But, as recently pointed out by Professor David Yermack of Stern School of Business in New York, as a stable unit of account or a store of value, Bitcoin scores very poorly. The main reason for this is the excessive volatility in the value of an individual Bitcoin. According to his calculation, between January and November 2013, the volatility of the Bitcoin-Dollar exchange rate has been 133 per cent, compared to 8 per cent to 12 per cent volatilities of major currencies such as the dollar and euro. To see it another way, during the same period, gold exhibited a volatility of 22 per cent, while the volatilities of most widely traded stocks have been in the range of 20 to 30 per cent. This high riskiness of Bitcoin undermines its ability to act as a store of value or function as a unit of account.

Co-movement with major currencies

Besides the outsized volatility, Bitcoin also has a poor record of co-movement with the world’s major currencies. Professor Yermack estimated that between July 2010 and November 2013, the Bitcoin-Dollar exchange rate exhibited almost zero correlation with euro, pound, yen and the price of gold. This lack of correlation with international currencies makes Bitcoin an ineffective tool of risk management, as it will be difficult to hedge any risks that might affect Bitcoin itself.

Moreover, until now, Bitcoin remains largely disconnected from the global banking payment systems, primarily because unlike other currencies, Bitcoins are not protected by layers of regulation, deposit insurance and international treaties.
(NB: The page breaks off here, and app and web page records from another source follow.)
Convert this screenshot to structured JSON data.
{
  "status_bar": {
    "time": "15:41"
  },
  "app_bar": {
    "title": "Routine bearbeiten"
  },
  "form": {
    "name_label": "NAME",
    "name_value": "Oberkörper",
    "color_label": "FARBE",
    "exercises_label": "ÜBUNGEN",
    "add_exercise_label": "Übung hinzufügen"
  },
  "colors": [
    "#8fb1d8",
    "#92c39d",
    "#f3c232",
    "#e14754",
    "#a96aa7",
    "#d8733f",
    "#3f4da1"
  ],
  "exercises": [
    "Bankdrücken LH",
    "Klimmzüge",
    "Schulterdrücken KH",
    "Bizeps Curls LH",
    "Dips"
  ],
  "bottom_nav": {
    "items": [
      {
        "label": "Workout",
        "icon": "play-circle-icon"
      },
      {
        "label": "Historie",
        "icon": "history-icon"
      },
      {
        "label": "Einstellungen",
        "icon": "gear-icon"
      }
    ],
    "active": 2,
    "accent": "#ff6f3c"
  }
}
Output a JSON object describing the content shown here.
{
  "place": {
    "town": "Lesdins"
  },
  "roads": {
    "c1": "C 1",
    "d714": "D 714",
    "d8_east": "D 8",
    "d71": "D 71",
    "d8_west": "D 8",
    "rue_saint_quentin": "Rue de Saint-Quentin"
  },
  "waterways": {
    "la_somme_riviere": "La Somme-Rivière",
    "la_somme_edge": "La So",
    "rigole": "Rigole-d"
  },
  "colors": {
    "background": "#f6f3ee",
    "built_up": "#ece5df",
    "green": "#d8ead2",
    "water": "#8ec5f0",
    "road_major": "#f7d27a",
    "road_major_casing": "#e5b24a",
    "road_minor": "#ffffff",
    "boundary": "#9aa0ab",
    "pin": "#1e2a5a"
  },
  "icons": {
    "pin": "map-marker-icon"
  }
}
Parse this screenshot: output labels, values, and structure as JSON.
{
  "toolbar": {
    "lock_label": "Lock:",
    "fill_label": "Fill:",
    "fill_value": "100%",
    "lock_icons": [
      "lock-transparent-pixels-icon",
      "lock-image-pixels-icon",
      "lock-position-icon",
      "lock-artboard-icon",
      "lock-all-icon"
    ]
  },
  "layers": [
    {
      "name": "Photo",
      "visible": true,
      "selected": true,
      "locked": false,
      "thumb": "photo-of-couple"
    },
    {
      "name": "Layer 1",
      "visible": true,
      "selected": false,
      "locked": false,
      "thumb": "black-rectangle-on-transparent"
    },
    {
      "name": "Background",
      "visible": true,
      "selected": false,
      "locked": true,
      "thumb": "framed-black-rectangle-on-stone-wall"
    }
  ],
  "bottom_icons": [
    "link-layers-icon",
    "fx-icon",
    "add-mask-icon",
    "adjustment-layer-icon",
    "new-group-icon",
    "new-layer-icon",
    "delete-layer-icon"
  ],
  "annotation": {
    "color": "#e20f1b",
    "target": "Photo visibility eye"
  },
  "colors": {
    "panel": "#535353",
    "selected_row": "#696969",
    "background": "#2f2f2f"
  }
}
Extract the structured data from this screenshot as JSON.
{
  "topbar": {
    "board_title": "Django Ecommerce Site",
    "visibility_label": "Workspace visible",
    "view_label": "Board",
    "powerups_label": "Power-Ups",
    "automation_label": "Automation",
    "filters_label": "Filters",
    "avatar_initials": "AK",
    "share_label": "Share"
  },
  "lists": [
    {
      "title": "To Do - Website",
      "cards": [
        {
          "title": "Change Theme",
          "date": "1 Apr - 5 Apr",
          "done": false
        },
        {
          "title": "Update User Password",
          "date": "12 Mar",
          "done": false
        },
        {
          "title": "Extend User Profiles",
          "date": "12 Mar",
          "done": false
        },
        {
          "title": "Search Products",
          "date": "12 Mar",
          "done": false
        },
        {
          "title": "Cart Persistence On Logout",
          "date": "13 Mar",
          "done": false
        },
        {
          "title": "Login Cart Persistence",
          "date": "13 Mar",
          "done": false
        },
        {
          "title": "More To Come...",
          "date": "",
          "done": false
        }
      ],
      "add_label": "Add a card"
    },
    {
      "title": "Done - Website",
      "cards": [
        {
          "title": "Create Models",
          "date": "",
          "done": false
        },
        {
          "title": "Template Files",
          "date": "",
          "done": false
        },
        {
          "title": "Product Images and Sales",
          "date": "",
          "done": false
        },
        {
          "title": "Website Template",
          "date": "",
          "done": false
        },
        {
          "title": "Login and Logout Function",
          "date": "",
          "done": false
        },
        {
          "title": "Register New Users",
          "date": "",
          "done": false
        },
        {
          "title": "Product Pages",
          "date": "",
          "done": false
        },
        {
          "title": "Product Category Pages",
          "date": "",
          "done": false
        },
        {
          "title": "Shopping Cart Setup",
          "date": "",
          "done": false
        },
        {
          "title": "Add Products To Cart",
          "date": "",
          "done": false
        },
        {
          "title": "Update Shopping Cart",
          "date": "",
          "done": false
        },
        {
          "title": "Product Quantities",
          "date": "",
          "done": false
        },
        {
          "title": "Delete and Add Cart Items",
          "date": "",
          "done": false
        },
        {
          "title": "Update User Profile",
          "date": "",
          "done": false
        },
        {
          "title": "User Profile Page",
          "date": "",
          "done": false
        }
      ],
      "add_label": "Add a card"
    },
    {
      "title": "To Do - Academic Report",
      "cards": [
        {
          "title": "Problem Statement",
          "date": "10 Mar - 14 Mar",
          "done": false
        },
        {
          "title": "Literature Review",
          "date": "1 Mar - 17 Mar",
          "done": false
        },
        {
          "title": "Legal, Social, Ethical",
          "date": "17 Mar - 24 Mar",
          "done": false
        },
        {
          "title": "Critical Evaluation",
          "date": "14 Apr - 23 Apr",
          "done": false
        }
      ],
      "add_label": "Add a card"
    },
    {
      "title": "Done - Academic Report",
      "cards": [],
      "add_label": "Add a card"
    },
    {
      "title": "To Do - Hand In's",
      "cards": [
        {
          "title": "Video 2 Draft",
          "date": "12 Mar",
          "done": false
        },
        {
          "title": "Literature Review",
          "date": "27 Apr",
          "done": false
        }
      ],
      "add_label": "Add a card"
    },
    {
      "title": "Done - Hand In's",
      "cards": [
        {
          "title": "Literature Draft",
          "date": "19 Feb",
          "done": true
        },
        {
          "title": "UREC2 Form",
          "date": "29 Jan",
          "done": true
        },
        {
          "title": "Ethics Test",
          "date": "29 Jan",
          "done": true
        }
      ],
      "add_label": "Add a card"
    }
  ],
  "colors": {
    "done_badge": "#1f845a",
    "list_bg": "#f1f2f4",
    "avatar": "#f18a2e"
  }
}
Multinationals, for example, who deal in more than one currency have so far remained disconnected from Bitcoins.

However, Bitcoins recently caught the attention of the Silicon Valley, who presumes that Bitcoins can be used to build a new digital finance industry rather than just as a vehicle for speculation. Supporters of Bitcoin argue that the shared protocols and common technology standards on which it is based could make the foundation for a low-cost, standards-based financial system independent of the traditional banking industry.

But, according to Alex Payne, a tech programmer and writer, it is still unclear how Bitcoin can play a role in improving the condition of the “underbanked”, who are in desperate need of financial services that would empower them to participate fully in the global economy without fear of exploitation.

Nevertheless, for the fans of Bitcoins, there are reasons to cheer following Fed’s outgoing chairman Ben Bernanke’s tacit endorsement for the digital currency. In a recent congressional hearings, Bernanke said that virtual currencies like Bitcoins “may hold long-term promise, particularly if the innovations promote a faster, more secure and more efficient payment system.”

Ban on trading in China

Thus, despite the recent setback in China, where Bitcoins have been banned from trading by Chinese commercial banks, the Fed’s endorsement and the fact that Wall Street firms such as the Bank of America Merrill Lynch has begun to promote Bitcoin in e-commerce and money transfers may pave the way for Bitcoins to become a frictionless and extremely cheap method for moving money around the world.

As a final remark, the fact that the production of each new Bitcoin involves solving layers and layers of computational puzzles makes it difficult (though not impossible) for a hacker to steal Bitcoins. No one can know the future, but there are several reasons for expecting a more brighter future for Bitcoin.

— The author is a former economist at the Qatar Central Bank. The views expressed are personal.